What kind of microscopic external, unicellular parasites can you find on freshwater fish after a skin scraping and what do they look like under a microscope? In this video we will show you ciliates. In other videos we will look at flagellates, bacteria, spore-forming unicellular parasites, crustaceans, skin flukes and gill flukes.
Trichodina & Trichodinella
Trichodina and Trichodinella belong to the family of Trichodinidae. This family includes over 30 genera and 400 species of similar looking single-celled parasites of fish and amphibians. Under the microscope Trichodina have a disc-shaped cell structure with a row of cilia and internal spicules (denticles), forming the endoskeleton of the cell. Infected fish look stressed, swim erratically or hide in corners and shelters, the body color fades and a whitish slime is visible when they turn and often the fins are pressed against their body.

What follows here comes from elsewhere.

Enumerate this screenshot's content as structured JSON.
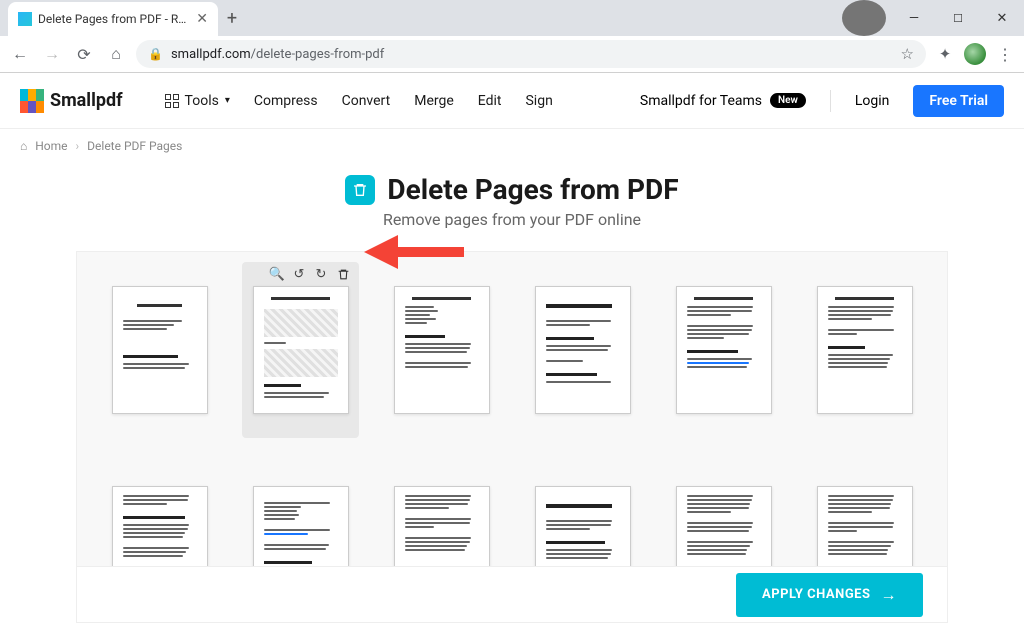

Chilodonella is one of the three described genera in the family of Chilodonellidae, which includes about 50 species. Chilodonella looks like a baseball cap or a heart. Chilodonella causes loss of color and appetite, accumulation of slime on the body and gills, and irritation of the skin in fish.

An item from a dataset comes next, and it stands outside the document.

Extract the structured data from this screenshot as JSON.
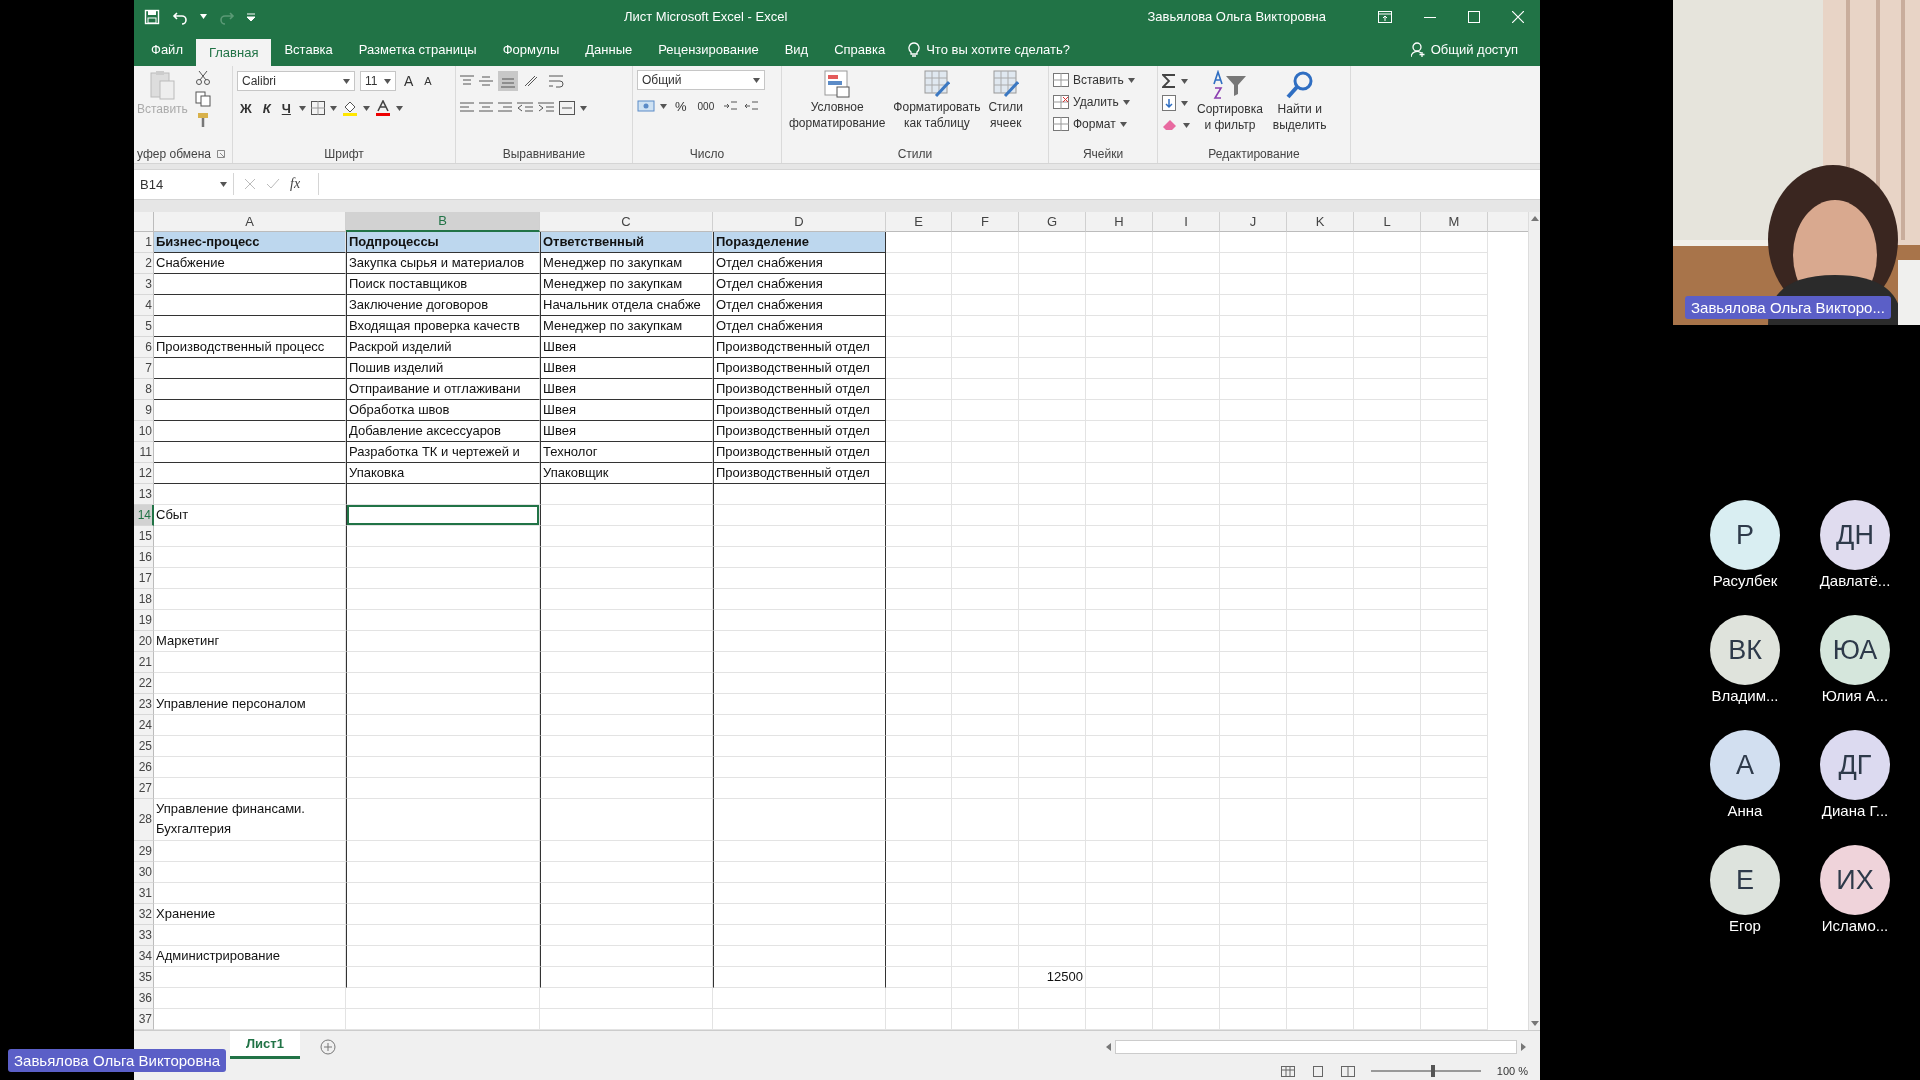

The genus Tetrahymena belongs to the family Tetrahymenidae, which includes around 70 species. Tetrahymena looks like a drop of water with a pointy nose and many internal organelles can be seen. Tetrahymena causes changes in fish behavior, for example lethargic swimming, stress and also changes in body color. A lot of times you see big white patches and lifted scales on infected fish.
Ichthyophthirius multifiliis also known as Ich (Ick) or white spot is the only representative of the family Ichthyophthiriidae. Young Ichthyophthirius are small compared to the adults. Adults have a round flexible body shape, and sometimes a large half-moon shaped nucleus is visible. Cells of different sizes and stages of maturity can usually be observed in scrapings. The main symptom of an Ichthyophthirius infection are the white spots on the fish’s skin, that look like small grains. Fish also experience rapid breathing, loss of appetite, lethargy, and start hovering near the surface or bottom of the aquarium.
Epistylis sp. is a genus of colonial ciliates that can infect the skin of fish. Epistylis has an elongated shape with a crown of cilia on top and an attachment foot below. Usually, fish become infected with Epistylis when kept in overcrowded aquariums with poor water quality. They can also appear when skin injuries are present. Epistylis colonies turn up on the fish’s body as white spots of different sizes or as a cluster of mucus coming off the body.